--- Exercise materials Enclosed Below ---

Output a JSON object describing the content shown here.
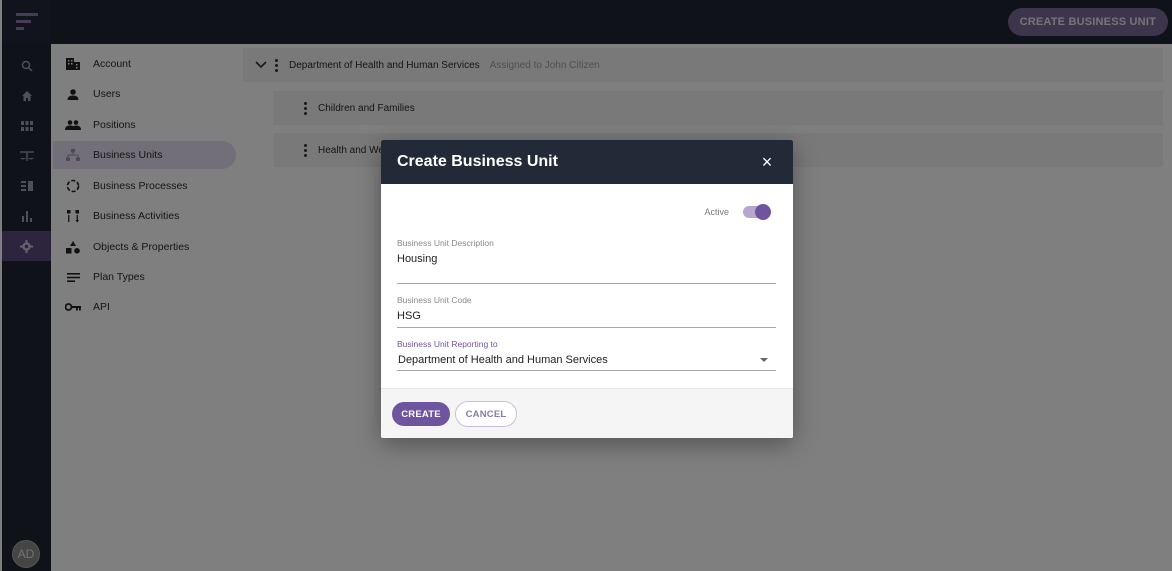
{
  "topbar": {
    "create_button": "CREATE BUSINESS UNIT"
  },
  "rail": {
    "items": [
      "search-icon",
      "home-icon",
      "grid-icon",
      "scales-icon",
      "list-icon",
      "bar-chart-icon",
      "settings-icon"
    ],
    "active_index": 6,
    "avatar": "AD"
  },
  "sidebar": {
    "items": [
      {
        "label": "Account",
        "icon": "building-icon"
      },
      {
        "label": "Users",
        "icon": "user-icon"
      },
      {
        "label": "Positions",
        "icon": "people-icon"
      },
      {
        "label": "Business Units",
        "icon": "hierarchy-icon"
      },
      {
        "label": "Business Processes",
        "icon": "cycle-icon"
      },
      {
        "label": "Business Activities",
        "icon": "activities-icon"
      },
      {
        "label": "Objects & Properties",
        "icon": "shapes-icon"
      },
      {
        "label": "Plan Types",
        "icon": "lines-icon"
      },
      {
        "label": "API",
        "icon": "key-icon"
      }
    ],
    "active_index": 3
  },
  "tree": {
    "root": {
      "name": "Department of Health and Human Services",
      "assigned": "Assigned to John Citizen"
    },
    "children": [
      {
        "name": "Children and Families"
      },
      {
        "name": "Health and We"
      }
    ]
  },
  "modal": {
    "title": "Create Business Unit",
    "close": "×",
    "active_label": "Active",
    "active": true,
    "fields": {
      "description": {
        "label": "Business Unit Description",
        "value": "Housing"
      },
      "code": {
        "label": "Business Unit Code",
        "value": "HSG"
      },
      "reporting": {
        "label": "Business Unit Reporting to",
        "value": "Department of Health and Human Services"
      }
    },
    "create_label": "CREATE",
    "cancel_label": "CANCEL"
  },
  "colors": {
    "accent": "#6f55a0",
    "dark": "#1f2530"
  }
}
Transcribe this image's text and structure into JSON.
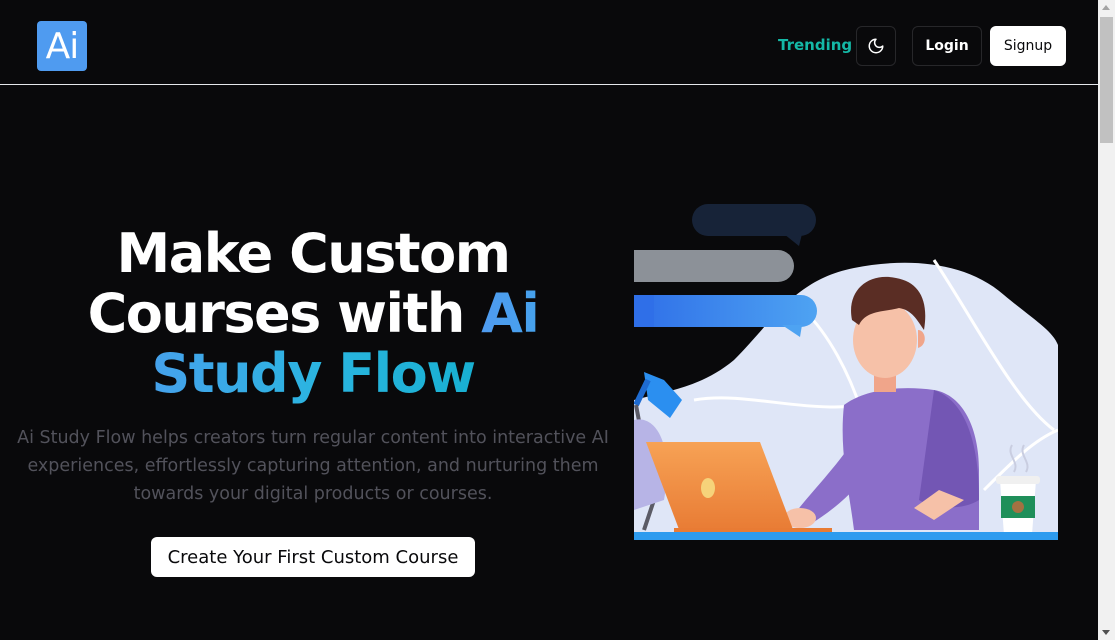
{
  "header": {
    "logo_text": "Ai",
    "trending_label": "Trending",
    "theme_toggle_icon": "moon-icon",
    "login_label": "Login",
    "signup_label": "Signup"
  },
  "hero": {
    "title_part1": "Make Custom Courses with ",
    "title_highlight": "Ai Study Flow",
    "subtitle": "Ai Study Flow helps creators turn regular content into interactive AI experiences, effortlessly capturing attention, and nurturing them towards your digital products or courses.",
    "cta_label": "Create Your First Custom Course"
  },
  "illustration": {
    "icon": "person-at-laptop-illustration"
  },
  "colors": {
    "background": "#09090b",
    "accent_teal": "#14b8a6",
    "accent_blue": "#4f9bf0",
    "accent_cyan": "#18b0d2",
    "subtitle_gray": "#52525b"
  }
}
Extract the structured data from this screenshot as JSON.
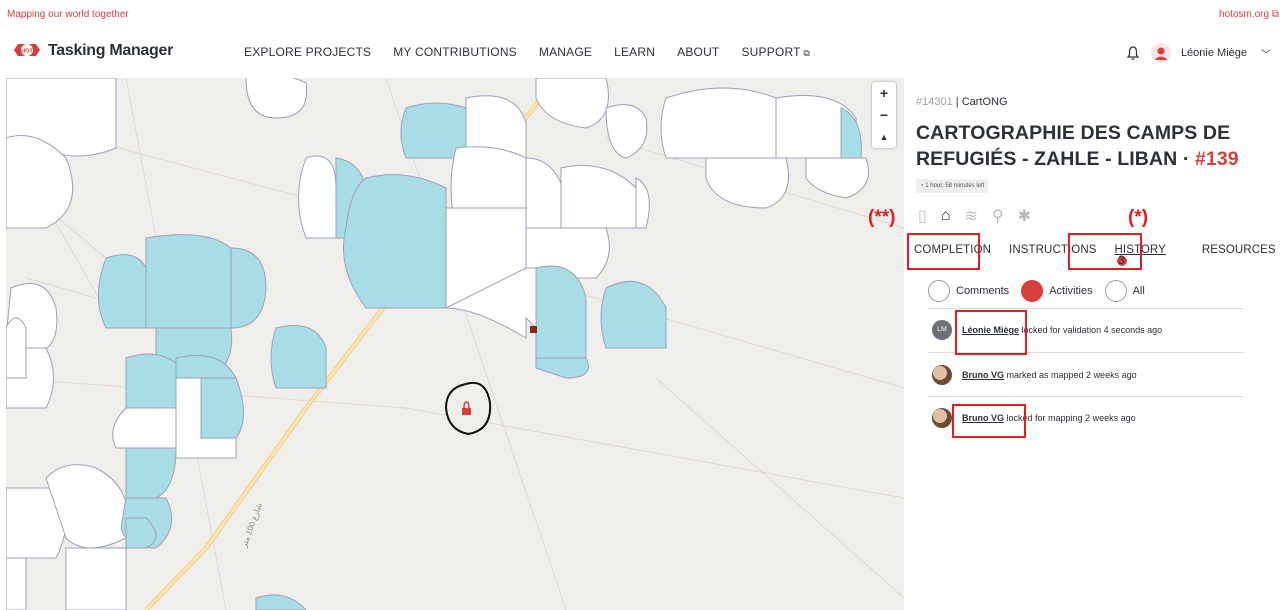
{
  "topbar": {
    "tagline": "Mapping our world together",
    "external_link": "hotosm.org"
  },
  "header": {
    "brand": "Tasking Manager",
    "logo_text": "HOT",
    "nav": [
      {
        "label": "EXPLORE PROJECTS"
      },
      {
        "label": "MY CONTRIBUTIONS"
      },
      {
        "label": "MANAGE"
      },
      {
        "label": "LEARN"
      },
      {
        "label": "ABOUT"
      },
      {
        "label": "SUPPORT"
      }
    ],
    "user_name": "Léonie Miège"
  },
  "map": {
    "zoom_in": "+",
    "zoom_out": "−",
    "compass": "▲",
    "road_label": "شارع 100 متر"
  },
  "project": {
    "id": "#14301",
    "org": "CartONG",
    "title": "CARTOGRAPHIE DES CAMPS DE REFUGIÉS - ZAHLE - LIBAN",
    "task_number": "#139",
    "time_left": "1 hour, 58 minutes left"
  },
  "tabs": [
    {
      "label": "COMPLETION"
    },
    {
      "label": "INSTRUCTIONS"
    },
    {
      "label": "HISTORY",
      "badge": "3"
    },
    {
      "label": "RESOURCES"
    }
  ],
  "filters": [
    {
      "label": "Comments",
      "selected": false
    },
    {
      "label": "Activities",
      "selected": true
    },
    {
      "label": "All",
      "selected": false
    }
  ],
  "activities": [
    {
      "user": "Léonie Miège",
      "initials": "LM",
      "action": "locked for validation 4 seconds ago"
    },
    {
      "user": "Bruno VG",
      "initials": "",
      "action": "marked as mapped 2 weeks ago"
    },
    {
      "user": "Bruno VG",
      "initials": "",
      "action": "locked for mapping 2 weeks ago"
    }
  ],
  "annotations": {
    "mark_double": "(**)",
    "mark_single": "(*)"
  },
  "colors": {
    "accent": "#d73f3f",
    "tile_blue": "#a8dde6",
    "map_bg": "#f0eeea"
  }
}
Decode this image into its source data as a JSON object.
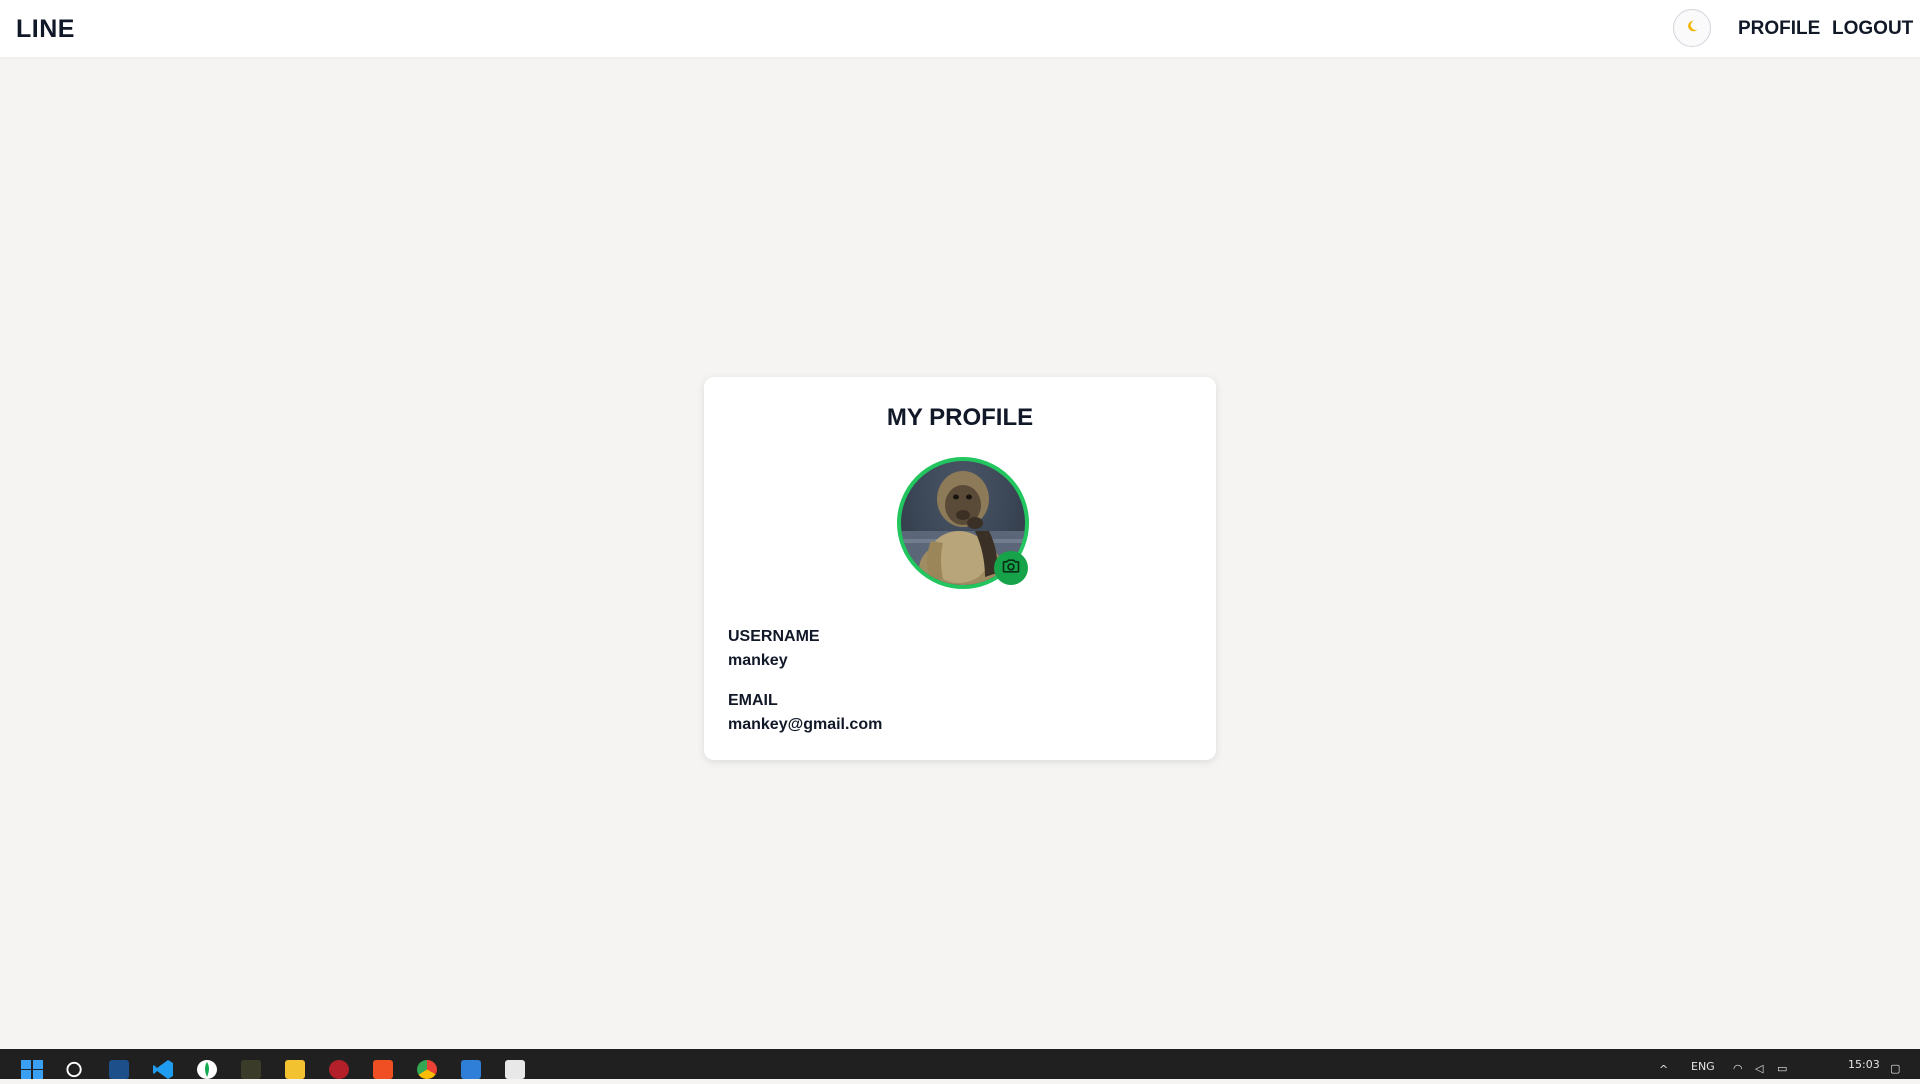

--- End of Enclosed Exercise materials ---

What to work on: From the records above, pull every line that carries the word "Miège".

Answer for the task:
    "user_name": "Léonie Miège"
      "user": "Léonie Miège",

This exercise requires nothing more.